In 2017, retail crime remains one of the most serious problems facing superstores, retail chains and grocery stores. How big of a problem is it? Inventory shrinkage costs the U.S. retail industry over $45 billion each year. Internal theft, shoplifting, fraud and organized retail crime (ORC) can have a crippling effect on profit margins. But more importantly, retail crime puts shoppers and employees in danger. That’s why it’s so important to have a forward-looking strategy for preventing retail crime.
In order to help give you a broad view of what’s at stake, we scoured the web for research that provides insight into the scope of retail crime, as well as the steps that companies are taking to prevent crime from occurring. The following 40 stats offer a state-of-the-industry view of loss prevention, workplace violence, organized retail crime, internal shrinkage and more.
ORGANIZED RETAIL CRIME STATISTICS
Organized Retail Crime (ORC) costs the retail industry approximately $30 billion each year. (Source: NRF)
100% of companies surveyed experienced ORC, up from 97% in 2015. (Source:NRF)
83% of retailers surveyed reported an increase in ORC year-over-year. (Source:NRF)
Habitual shoplifters are only caught an average of once every 48 times they steal. (Source: NASP)
Only 71% of loss prevention executives believe that their top management understands the severity and complexity of the crimes. (Source:NRF)
“Professional” shoplifters are responsible for 10% of the total dollar losses (Source: NASP)
Robberies continue to be a growing expense for retailers, costing an average of $8,180.17 in 2016, up from $2,465. (Source: NRF)
LOSS PREVENTION STATISTICS
Inventory shrink cost the US retail industry $48.9 billion. (Source: NRF Survey 2017)
The average shrink rate is 1.44% (Source: NRF Survey 2017)
Nearly half of retailers surveyed reported increases in overall inventory shrink. (Source: NRF Survey 2017)
The average cost per shoplifting incident doubled to 798.48. (Source: NRF Survey 2017)
The average costs of return fraud was $1,766.27, with a median of $171. (Source: NRF Survey 2017)
36.5% of shrink is external, due to shoplifting and ORC, outpacing shrink caused by employee theft, vendor fraud and administrative errors. (Source: NRF Survey 2017)
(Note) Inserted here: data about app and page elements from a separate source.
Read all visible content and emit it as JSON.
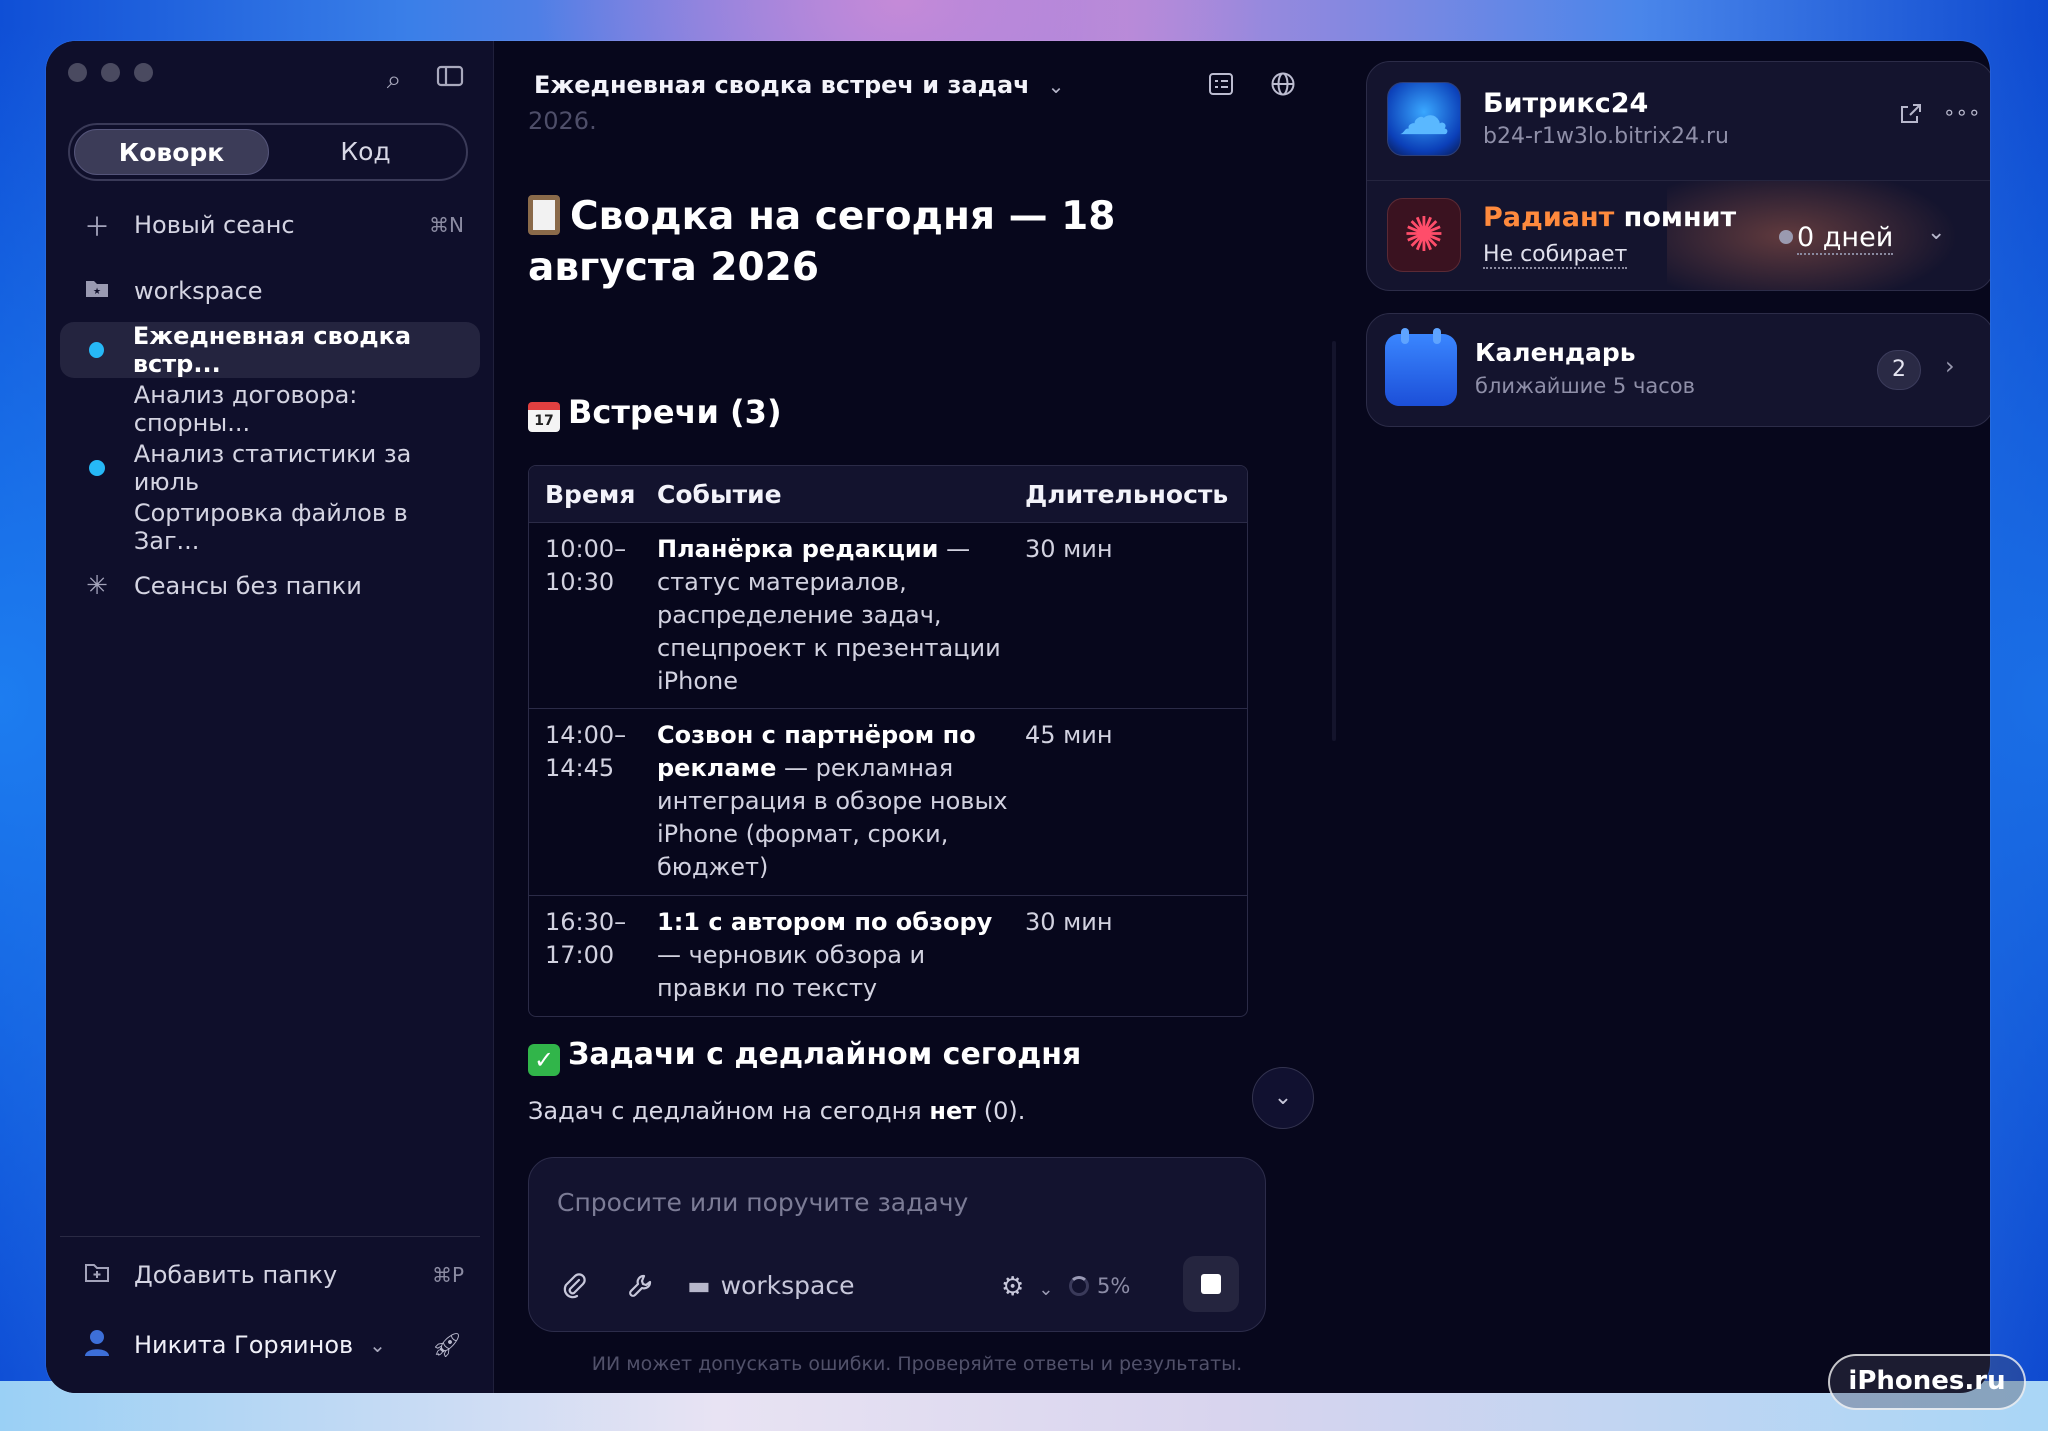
{
  "sidebar": {
    "mode_tabs": [
      "Коворк",
      "Код"
    ],
    "new_session": {
      "label": "Новый сеанс",
      "shortcut": "⌘N"
    },
    "folder": "workspace",
    "sessions": [
      {
        "label": "Ежедневная сводка встр...",
        "dot": true
      },
      {
        "label": "Анализ договора: спорны...",
        "dot": false
      },
      {
        "label": "Анализ статистики за июль",
        "dot": true
      },
      {
        "label": "Сортировка файлов в Заг...",
        "dot": false
      }
    ],
    "no_folder": "Сеансы без папки",
    "add_folder": {
      "label": "Добавить папку",
      "shortcut": "⌘P"
    },
    "user": "Никита Горяинов"
  },
  "main": {
    "title": "Ежедневная сводка встреч и задач",
    "faded_top": "2026.",
    "h1": "Сводка на сегодня — 18 августа 2026",
    "meetings_heading": "Встречи (3)",
    "cal_emoji_day": "17",
    "table": {
      "headers": [
        "Время",
        "Событие",
        "Длительность"
      ],
      "rows": [
        {
          "time": "10:00–\n10:30",
          "event_bold": "Планёрка редакции",
          "event_rest": " — статус материалов, распределение задач, спецпроект к презентации iPhone",
          "duration": "30 мин"
        },
        {
          "time": "14:00–\n14:45",
          "event_bold": "Созвон с партнёром по рекламе",
          "event_rest": " — рекламная интеграция в обзоре новых iPhone (формат, сроки, бюджет)",
          "duration": "45 мин"
        },
        {
          "time": "16:30–\n17:00",
          "event_bold": "1:1 с автором по обзору",
          "event_rest": " — черновик обзора и правки по тексту",
          "duration": "30 мин"
        }
      ]
    },
    "tasks_heading": "Задачи с дедлайном сегодня",
    "tasks_text_pre": "Задач с дедлайном на сегодня ",
    "tasks_text_bold": "нет",
    "tasks_text_post": " (0).",
    "composer": {
      "placeholder": "Спросите или поручите задачу",
      "workspace": "workspace",
      "context_pct": "5%"
    },
    "disclaimer": "ИИ может допускать ошибки. Проверяйте ответы и результаты."
  },
  "right_panel": {
    "bitrix": {
      "title": "Битрикс24",
      "url": "b24-r1w3lo.bitrix24.ru"
    },
    "radiant": {
      "name_accent": "Радиант",
      "name_rest": " помнит",
      "status": "Не собирает",
      "days": "0 дней"
    },
    "calendar": {
      "title": "Календарь",
      "subtitle": "ближайшие 5 часов",
      "count": "2"
    }
  },
  "watermark": "iPhones.ru",
  "colors": {
    "accent_dot": "#26b8f6",
    "radiant_orange": "#ff8a3d",
    "window_bg": "#07071c",
    "sidebar_bg": "#0f0f2b"
  }
}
1 out of 11 Americans (approximately 27 million) shoplift. (Source: NASP)
US grocery stores allocate only 0.36% of sales to reducing shrinkage. (Source: NRF Retail Study)
More than 10 million people have been caught shoplifting in the last five years. (Source: NASP)
Habitual shoplifters steal an average of 1.6 times per week. (Source: NASP)
57% of adults convicted of shoplifting say it is hard for them to stop shoplifting. (Source: NASP)
33% of juveniles cannot stop shoplifting after getting caught. (Source: NASP)
Most non-professional shoplifters don’t commit other types of crimes. (Source: NASP)
Drug addicts, who have become addicted to shoplifting, describe shoplifting as equally addicting as drugs. (Source: NASP)
WORKPLACE VIOLENCE STATISTICS
374 violent deaths in retail locations in 2016 (Source: D&D Daily)
49 customers were killed at retail locations in 2016 (Source: D&D Daily)
32% of workplace fatalities occurred while working in a retail store. (Source: National Center for Victims of Crime)
56% of government employee workplace violence is against law enforcement and security employees. (Source: National Center for Victims of Crime)
26.3% of workplace homicide victims work in sales/retail. (Source: National Center for Victims of Crime)
SOLUTION STATISTICS FOR FACE RECOGNITION IN RETAIL
Using biometric surveillance technology is one of the most effective ways to deter retail criminals. Here are some of our stats revealing the power of face recognition software for retail:
91% decrease in workplace-related injuries from violent assault by retailers using face recognition.
20% decrease in shoplifting reported by retailers using face recognition.
1000-2000: the number of faces an average human can remember.
1,400,000: the number of facial images biometric surveillance can scan per second.
1-5 seconds: time to alert public safety officials when a violent offender, missing child or other person is detected.